### Your goal
Return all lines of the listing below that carry the word "Training".
--
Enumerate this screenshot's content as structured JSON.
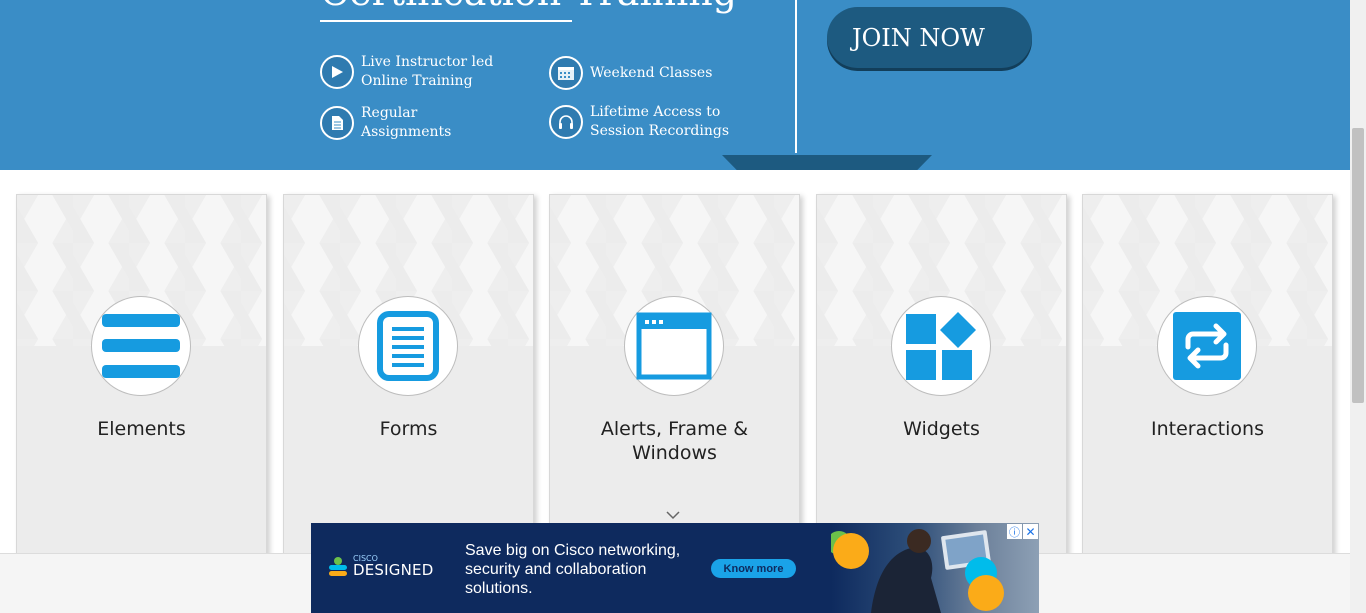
{
  "banner": {
    "title": "Certification Training",
    "features": [
      {
        "line1": "Live Instructor led",
        "line2": "Online Training",
        "icon": "play-icon"
      },
      {
        "line1": "Weekend Classes",
        "line2": "",
        "icon": "calendar-icon"
      },
      {
        "line1": "Regular",
        "line2": "Assignments",
        "icon": "document-icon"
      },
      {
        "line1": "Lifetime Access to",
        "line2": "Session Recordings",
        "icon": "headphones-icon"
      }
    ],
    "join_label": "JOIN NOW"
  },
  "cards": [
    {
      "label": "Elements",
      "icon": "hamburger-icon"
    },
    {
      "label": "Forms",
      "icon": "form-icon"
    },
    {
      "label": "Alerts, Frame & Windows",
      "icon": "window-icon"
    },
    {
      "label": "Widgets",
      "icon": "widgets-icon"
    },
    {
      "label": "Interactions",
      "icon": "repeat-icon"
    }
  ],
  "ad": {
    "brand_small": "CISCO",
    "brand": "DESIGNED",
    "copy": "Save big on Cisco networking, security and collaboration solutions.",
    "cta": "Know more",
    "info_glyph": "ⓘ",
    "close_glyph": "✕"
  },
  "colors": {
    "banner": "#3a8dc6",
    "join_button": "#1d5a80",
    "card_icon": "#169be0",
    "ad_bg": "#0e2a5e"
  }
}
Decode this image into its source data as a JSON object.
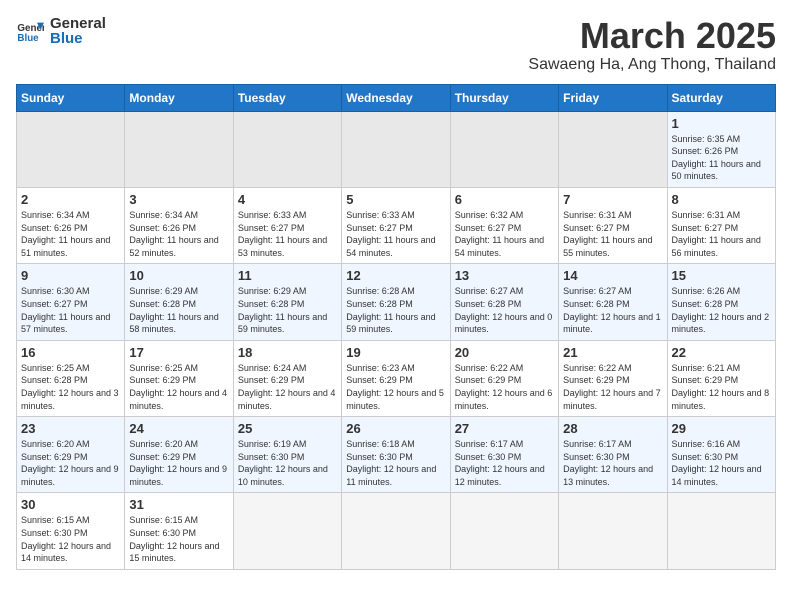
{
  "header": {
    "logo_general": "General",
    "logo_blue": "Blue",
    "month_title": "March 2025",
    "subtitle": "Sawaeng Ha, Ang Thong, Thailand"
  },
  "days_of_week": [
    "Sunday",
    "Monday",
    "Tuesday",
    "Wednesday",
    "Thursday",
    "Friday",
    "Saturday"
  ],
  "weeks": [
    [
      {
        "day": "",
        "empty": true
      },
      {
        "day": "",
        "empty": true
      },
      {
        "day": "",
        "empty": true
      },
      {
        "day": "",
        "empty": true
      },
      {
        "day": "",
        "empty": true
      },
      {
        "day": "",
        "empty": true
      },
      {
        "day": "1",
        "sunrise": "6:35 AM",
        "sunset": "6:26 PM",
        "daylight": "11 hours and 50 minutes."
      }
    ],
    [
      {
        "day": "2",
        "sunrise": "6:34 AM",
        "sunset": "6:26 PM",
        "daylight": "11 hours and 51 minutes."
      },
      {
        "day": "3",
        "sunrise": "6:34 AM",
        "sunset": "6:26 PM",
        "daylight": "11 hours and 52 minutes."
      },
      {
        "day": "4",
        "sunrise": "6:33 AM",
        "sunset": "6:27 PM",
        "daylight": "11 hours and 53 minutes."
      },
      {
        "day": "5",
        "sunrise": "6:33 AM",
        "sunset": "6:27 PM",
        "daylight": "11 hours and 54 minutes."
      },
      {
        "day": "6",
        "sunrise": "6:32 AM",
        "sunset": "6:27 PM",
        "daylight": "11 hours and 54 minutes."
      },
      {
        "day": "7",
        "sunrise": "6:31 AM",
        "sunset": "6:27 PM",
        "daylight": "11 hours and 55 minutes."
      },
      {
        "day": "8",
        "sunrise": "6:31 AM",
        "sunset": "6:27 PM",
        "daylight": "11 hours and 56 minutes."
      }
    ],
    [
      {
        "day": "9",
        "sunrise": "6:30 AM",
        "sunset": "6:27 PM",
        "daylight": "11 hours and 57 minutes."
      },
      {
        "day": "10",
        "sunrise": "6:29 AM",
        "sunset": "6:28 PM",
        "daylight": "11 hours and 58 minutes."
      },
      {
        "day": "11",
        "sunrise": "6:29 AM",
        "sunset": "6:28 PM",
        "daylight": "11 hours and 59 minutes."
      },
      {
        "day": "12",
        "sunrise": "6:28 AM",
        "sunset": "6:28 PM",
        "daylight": "11 hours and 59 minutes."
      },
      {
        "day": "13",
        "sunrise": "6:27 AM",
        "sunset": "6:28 PM",
        "daylight": "12 hours and 0 minutes."
      },
      {
        "day": "14",
        "sunrise": "6:27 AM",
        "sunset": "6:28 PM",
        "daylight": "12 hours and 1 minute."
      },
      {
        "day": "15",
        "sunrise": "6:26 AM",
        "sunset": "6:28 PM",
        "daylight": "12 hours and 2 minutes."
      }
    ],
    [
      {
        "day": "16",
        "sunrise": "6:25 AM",
        "sunset": "6:28 PM",
        "daylight": "12 hours and 3 minutes."
      },
      {
        "day": "17",
        "sunrise": "6:25 AM",
        "sunset": "6:29 PM",
        "daylight": "12 hours and 4 minutes."
      },
      {
        "day": "18",
        "sunrise": "6:24 AM",
        "sunset": "6:29 PM",
        "daylight": "12 hours and 4 minutes."
      },
      {
        "day": "19",
        "sunrise": "6:23 AM",
        "sunset": "6:29 PM",
        "daylight": "12 hours and 5 minutes."
      },
      {
        "day": "20",
        "sunrise": "6:22 AM",
        "sunset": "6:29 PM",
        "daylight": "12 hours and 6 minutes."
      },
      {
        "day": "21",
        "sunrise": "6:22 AM",
        "sunset": "6:29 PM",
        "daylight": "12 hours and 7 minutes."
      },
      {
        "day": "22",
        "sunrise": "6:21 AM",
        "sunset": "6:29 PM",
        "daylight": "12 hours and 8 minutes."
      }
    ],
    [
      {
        "day": "23",
        "sunrise": "6:20 AM",
        "sunset": "6:29 PM",
        "daylight": "12 hours and 9 minutes."
      },
      {
        "day": "24",
        "sunrise": "6:20 AM",
        "sunset": "6:29 PM",
        "daylight": "12 hours and 9 minutes."
      },
      {
        "day": "25",
        "sunrise": "6:19 AM",
        "sunset": "6:30 PM",
        "daylight": "12 hours and 10 minutes."
      },
      {
        "day": "26",
        "sunrise": "6:18 AM",
        "sunset": "6:30 PM",
        "daylight": "12 hours and 11 minutes."
      },
      {
        "day": "27",
        "sunrise": "6:17 AM",
        "sunset": "6:30 PM",
        "daylight": "12 hours and 12 minutes."
      },
      {
        "day": "28",
        "sunrise": "6:17 AM",
        "sunset": "6:30 PM",
        "daylight": "12 hours and 13 minutes."
      },
      {
        "day": "29",
        "sunrise": "6:16 AM",
        "sunset": "6:30 PM",
        "daylight": "12 hours and 14 minutes."
      }
    ],
    [
      {
        "day": "30",
        "sunrise": "6:15 AM",
        "sunset": "6:30 PM",
        "daylight": "12 hours and 14 minutes."
      },
      {
        "day": "31",
        "sunrise": "6:15 AM",
        "sunset": "6:30 PM",
        "daylight": "12 hours and 15 minutes."
      },
      {
        "day": "",
        "empty": true
      },
      {
        "day": "",
        "empty": true
      },
      {
        "day": "",
        "empty": true
      },
      {
        "day": "",
        "empty": true
      },
      {
        "day": "",
        "empty": true
      }
    ]
  ]
}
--
### Result of the exercise
    "title": "Certification Training",
        "line2": "Online Training",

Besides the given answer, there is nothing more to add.